Though this mood was once widely used in Old English, it is less common in Modern English, though it still survives in a few constructions (If I were you… and not was). The subjunctive mood is common in a number of languages in the world, and is found in many of the Romance languages:
Espero que Juan llegue pronto.
hope.1sg that Juan arrive.3sgSUBJ soon
‘I hope that Juan arrives soon’
The imperative mood is used to command, prohibit, or advise. Such utterances are usually directed towards the grammatical second person. This can be seen in English (indicative: ‘you are careful,’ imperative: ‘be careful!’) and is present in many other languages as well.
tu regardes (tu) regarde
you look.2sg.IND (you) look.2sg.IMP
‘You look’ ‘Look!’
The conditional mood indicates a dependence of one event on another. The English conditional is marked through the use of the modal auxiliary ‘would’ and is often used in conjunction with the subjunctive ‘If I were you, I would not go’. Hungarian uses the affix ‘–n’ with a vowel to mark the conditional:
(10) Jó len-ne
good be- COND
‘It would be good’
Additional moods include the potential mood, which suggests the likelihood of an event’s occurrence and is found in languages such as Finnish, Persian, and Japanese; and the optative mood, which overlaps somewhat with the subjunctive, also expressing wishes, and is found in Albanian and Ancient Greek.
Another important concept to be considered here is voice. Voice refers to the relationship between the verb and the argument NPs in the sentence. In active voice, the agent of the action expressed is the subject of the verb. The verb then takes active morphology. In a passive construction, the patient or object of the verb is raised to the position of the subject of the sentence. The agent is then optionally expressed as a prepositional phrase, and the verb takes passive morphology. The following example from English shows both types of constructions:
Active: The scientist discovered a new cure for the disease.
Passive: A new cure for the disease was discovered (by the scientist).
The active/passive distinction is found in many languages across the world. Here is an example from Sre, a Mon Khmer language (Manley 1972, cited in Keenan and Dryer 2006):
Cal paʔ mpon
wind open door
‘The wind opened the door’
Mpon gə – paʔ mə cal
door PASS- open by wind
‘The door was opened by the wind’
Other grammatical voices include the middle voice. As the term suggests, this is somewhere between the active and the passive. For example, in the sentence ‘The wood cut easily’, the theme ‘the wood’ is in the subject position, but the verb does not take passive morphology. The middle voice is also used when the subject has elements of both agent and patient, such as when a subject acts reflexively. Middle voice is found in Icelandic and Ancient Greek among other languages. Some languages mark additional voices as well.
This short overview of tense, aspect, mood, and voice, provides only a peek at the wealth and diversity of these topics. Each new language studied provides an opportunity to explore them further.
- Dryer, Matthew S. (2011) Position of Tense-Aspect Affixes.

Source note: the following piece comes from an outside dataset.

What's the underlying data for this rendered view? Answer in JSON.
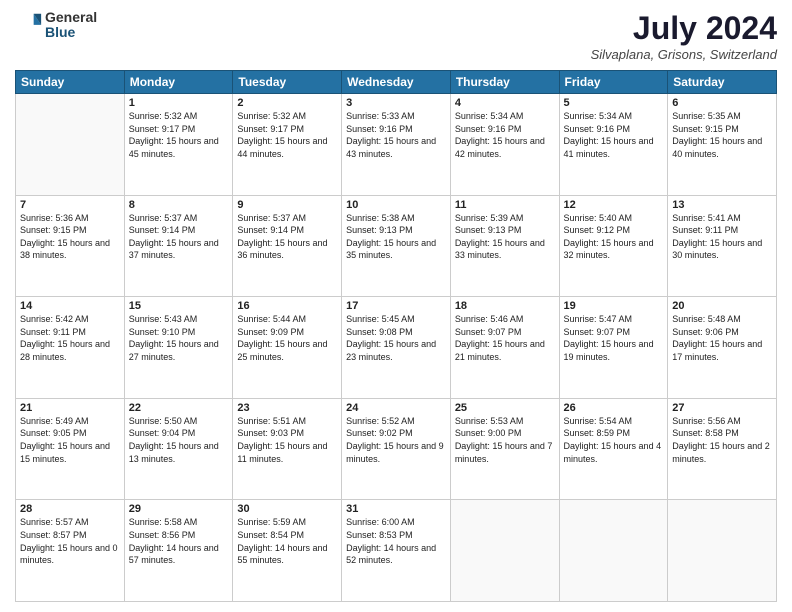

In Dryer and Haspelmath (eds.) The World Atlas of Language Structures Online. Munich: Max Planck Digital Library, chapter 69. http://wals.info/chapter/69
- Keenan, Edward and Matthew S. Dryer (2007) Passive in the World’s Languages. In Shopen (ed.) Language Typology and Syntactic Description, Vol. 1, Cambridge University Press: 325-361. Lin, Jo-wang (2006) Time in a language Without Tense: The case of Chinese, Journal of Semantics 23: 1-53.
- Schmidtke, Karsten (2006) A Look Beyond English: Tense and Aspect in the Languages of the World. Class Handout. Friedrich Schiller University, Jena.